§ Information given
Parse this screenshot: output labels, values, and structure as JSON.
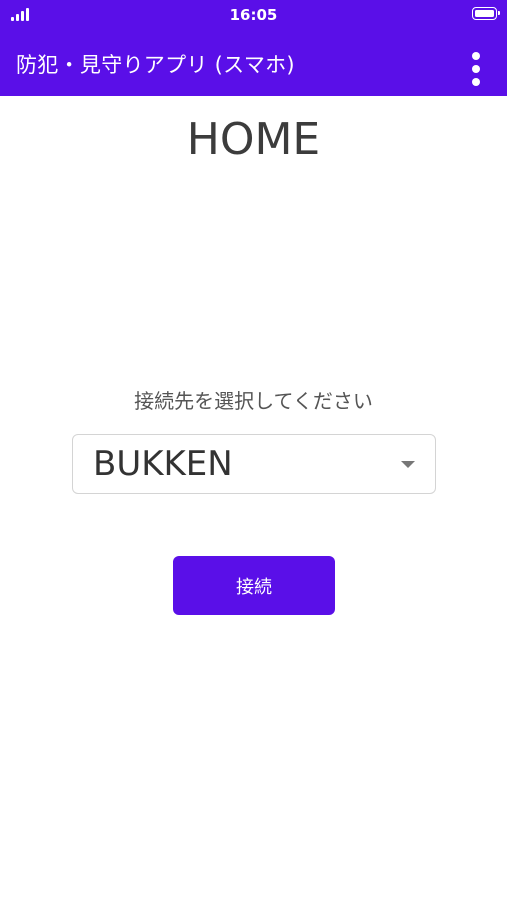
{
  "status_bar": {
    "time": "16:05",
    "signal_icon": "cellular-signal-icon",
    "battery_icon": "battery-full-icon"
  },
  "app_bar": {
    "title": "防犯・見守りアプリ (スマホ)",
    "menu_icon": "more-vert-icon"
  },
  "main": {
    "title": "HOME",
    "prompt": "接続先を選択してください",
    "destination_select": {
      "selected": "BUKKEN",
      "caret_icon": "dropdown-caret-icon"
    },
    "connect_label": "接続"
  },
  "colors": {
    "primary": "#5a0fe8",
    "text_dark": "#3c3c3c",
    "text_muted": "#555555",
    "select_border": "#d4d4d4"
  }
}
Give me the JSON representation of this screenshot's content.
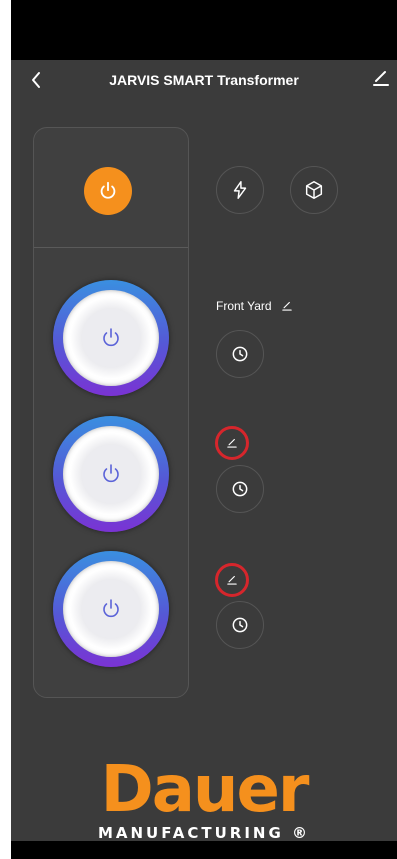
{
  "header": {
    "title": "JARVIS SMART Transformer"
  },
  "zones": [
    {
      "label": "Front Yard"
    },
    {
      "label": ""
    },
    {
      "label": ""
    }
  ],
  "logo": {
    "brand": "Dauer",
    "subtitle": "MANUFACTURING ®"
  },
  "colors": {
    "accent": "#f5901d",
    "background": "#3b3b3b",
    "highlight_ring": "#d6262c"
  },
  "icons": {
    "back": "chevron-left-icon",
    "edit": "pencil-icon",
    "power": "power-icon",
    "flash": "lightning-icon",
    "cube": "cube-icon",
    "timer": "clock-icon"
  }
}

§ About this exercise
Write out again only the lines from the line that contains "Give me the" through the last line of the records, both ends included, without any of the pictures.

§ Task output
Give me the JSON representation of this screenshot's content.
{
  "header": {
    "title": "JARVIS SMART Transformer"
  },
  "zones": [
    {
      "label": "Front Yard"
    },
    {
      "label": ""
    },
    {
      "label": ""
    }
  ],
  "logo": {
    "brand": "Dauer",
    "subtitle": "MANUFACTURING ®"
  },
  "colors": {
    "accent": "#f5901d",
    "background": "#3b3b3b",
    "highlight_ring": "#d6262c"
  },
  "icons": {
    "back": "chevron-left-icon",
    "edit": "pencil-icon",
    "power": "power-icon",
    "flash": "lightning-icon",
    "cube": "cube-icon",
    "timer": "clock-icon"
  }
}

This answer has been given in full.